Revealed: Bodies of infants used for university research
Most of 474 children came from mother-and-baby homes
Published 25/06/2014 | 02:30
THE remains of 474 infants – who died in mother-and-baby homes and hospitals – were used for research and doctors' training in Irish universities for a quarter of a century, the Irish Independent has learned.
New figures reveal the full extent of the practice of doctors using "unclaimed bodies" for anatomical study up until the mid-1960s with no evidence of consent being obtained.
There were 474 unclaimed infant remains transferred to the medical schools at four universities from 1940-1965 for the "study of the anatomy and the structure of the human body".
The latest revelations come in the wake of renewed controversy over standards of care in the mother-and-baby homes across the country following the discovery of mass infant deaths at St Mary's in Tuam, Co Galway.
The baby remains were transferred to UCD, Trinity College Dublin, the Royal College of Surgeons Dublin, and NUI Galway until a campaign by the college professors got under way to encourage voluntary donation.
The infant remains transferred to the medical school in NUI Galway came from two Galway hospitals as opposed to directly from mother-and-baby homes, according to records. It is unclear what the circumstances of the deceased babies' parents were. The Central Hospital in Galway had a TB ward and was replaced by the Regional Hospital Galway in the early 1950s.
Inquiries by the Irish Independent have now led the four colleges to set up helplines for the first time to provide information, where it is available, to any individuals and families who want details about the remains of relatives.

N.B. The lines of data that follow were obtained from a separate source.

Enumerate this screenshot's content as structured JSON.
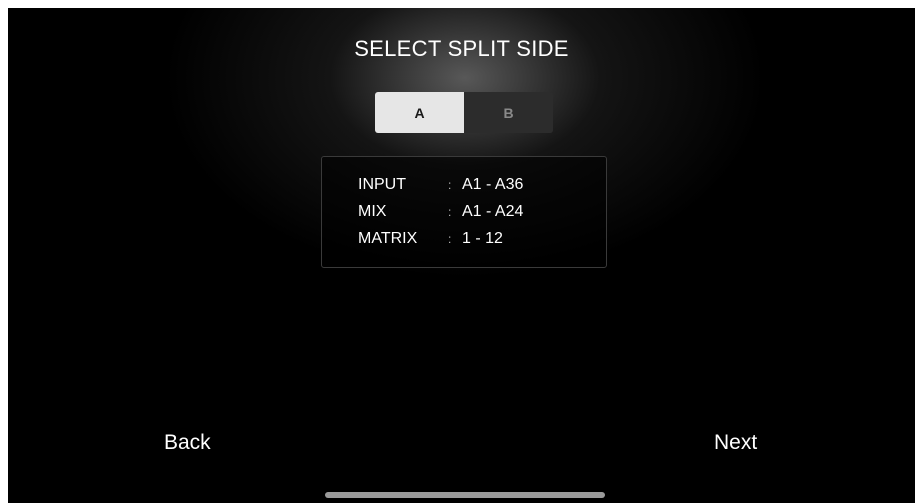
{
  "screen": {
    "title": "SELECT SPLIT SIDE"
  },
  "split_selector": {
    "options": [
      {
        "label": "A",
        "selected": true
      },
      {
        "label": "B",
        "selected": false
      }
    ]
  },
  "info": {
    "rows": [
      {
        "key": "INPUT",
        "separator": ":",
        "value": "A1 - A36"
      },
      {
        "key": "MIX",
        "separator": ":",
        "value": "A1 - A24"
      },
      {
        "key": "MATRIX",
        "separator": ":",
        "value": "1 - 12"
      }
    ]
  },
  "navigation": {
    "back_label": "Back",
    "next_label": "Next"
  },
  "colors": {
    "background": "#000000",
    "selected_segment": "#e6e6e6",
    "unselected_segment": "#2c2c2c",
    "text": "#ffffff",
    "home_indicator": "#9a9a9a"
  }
}
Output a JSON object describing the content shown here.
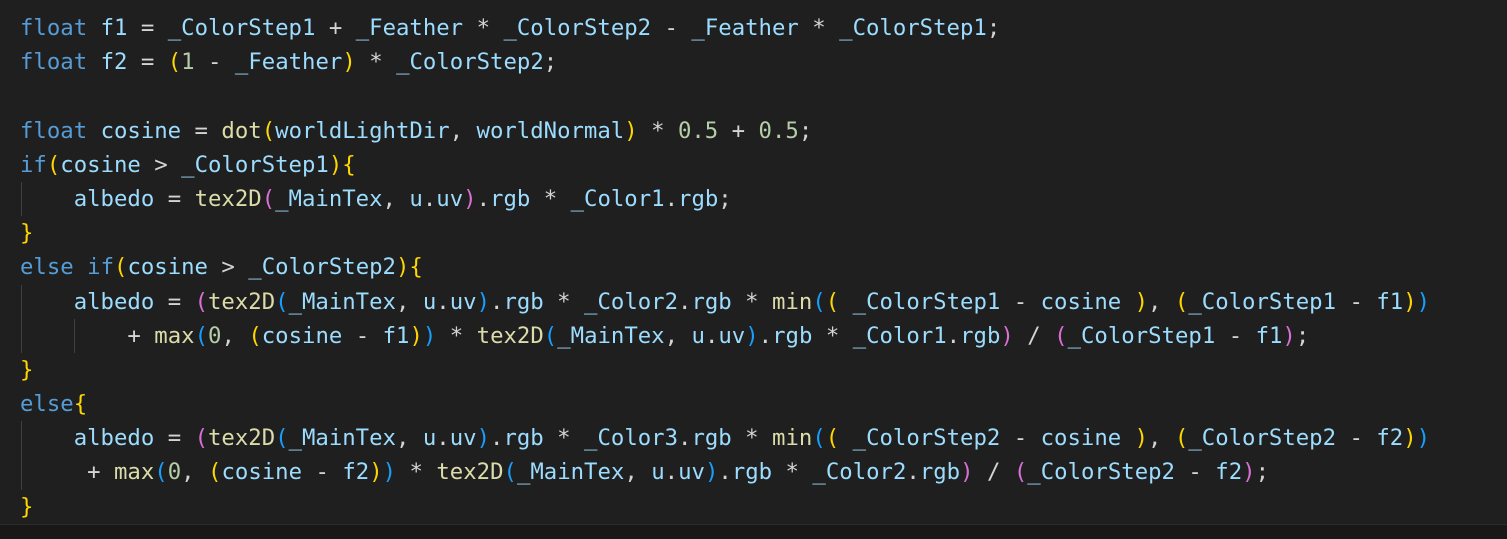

In a statement, the anatomical committee of Irish medical schools – representing anatomy departments – said in the first half of the last century, “unclaimed bodies” could be transferred to these departments.
The committee said: “The practice of transferring remains from institutional settings to anatomy departments was in accordance with the Anatomy Act of 1832.”
This allowed individuals to donate their body to research while a next-of-kin or a person acting in loco parentis could also volunteer the remains.
“Transfers were recorded by anatomy departments. Records show that between the years 1940-1965, 474 unclaimed infant remains were transferred to anatomy departments. The purpose was for the study of anatomy, the study of the structure of the human body.”
The committee said the practice of transferring the unclaimed infant remains ended in the mid-1960s, following a public campaign by a group of anatomy professors to encourage public donation.
“Practices have long been in place to ensure absolute procedural sensitivity towards donors and families.” All donations now have to be made with informed consent.
The new information reveals that practice was at its height in the 1940s when 406 infant remains were given to these departments. UCD received 234 bodies, followed by the Royal College of Surgeons with 72.
UCD received 249 infant remains, the highest of all the departments over the quarter of a century. These remains came from the Dublin Union, St Kevin’s Hospital, Temple St /Regina Coeli and St Patrick’s Home. Trinity College Dublin received 103 remains and ended the practice in 1962. The remains came from St Kevin’s Hospital, St Patrick’s Home, Cork St Hospital and St Clare’s Home.
The Royal College of Surgeons also stopped taking the remains in 1962, having been supplied by Dublin Union, St Kevin’s Hospital and St Patrick’s Home. NUI Galway received 35 bodies and 27 of these were obtained between 1960 and 1964. The remains came from Central Hospital Galway and Regional Hospital Galway.
The practice is expected to form part of the Commission of Investigation, which is to be set up by the Government. An initial review report, which will help determine the scope of the probe, is due early next week.
A spokeswoman for the Department of Health said yesterday it was involved in a high-level, cross-departmental review committee, which is examining all issues before drawing up of terms of reference.
“This high-level committee will report to Government before the end of June 2014,” she said. She said the Minister for Children and Youth Affairs Charles Flanagan confirmed that the scope of this investigation will go beyond Tuam, and “will deal with other related matters regarding the operation of these homes”.
The department spokeswoman said the donation of bodies for anatomical examination is still regulated by the Anatomy Act 1832.
“This Act provides that a person practising anatomy must obtain a licence and also provides for the appointment of inspectors to inspect places where the practice of anatomy is carried out.
The Department of Health is developing the Human Tissue Bill, which will put in place new arrangements in relation to the donation of bodies to anatomy schools.
Individuals and families who wish to enquire about the transferred remains of past family members are invited to contact the following: University College Dublin – telephone 01 716 6617; Royal College of Surgeons – telephone 01 402 2260 or firstname.lastname@example.org; Trinity College Dublin – telephone 01 896 4577 or
NUI Galway – telephone 091 49 3361 or email email@example.com.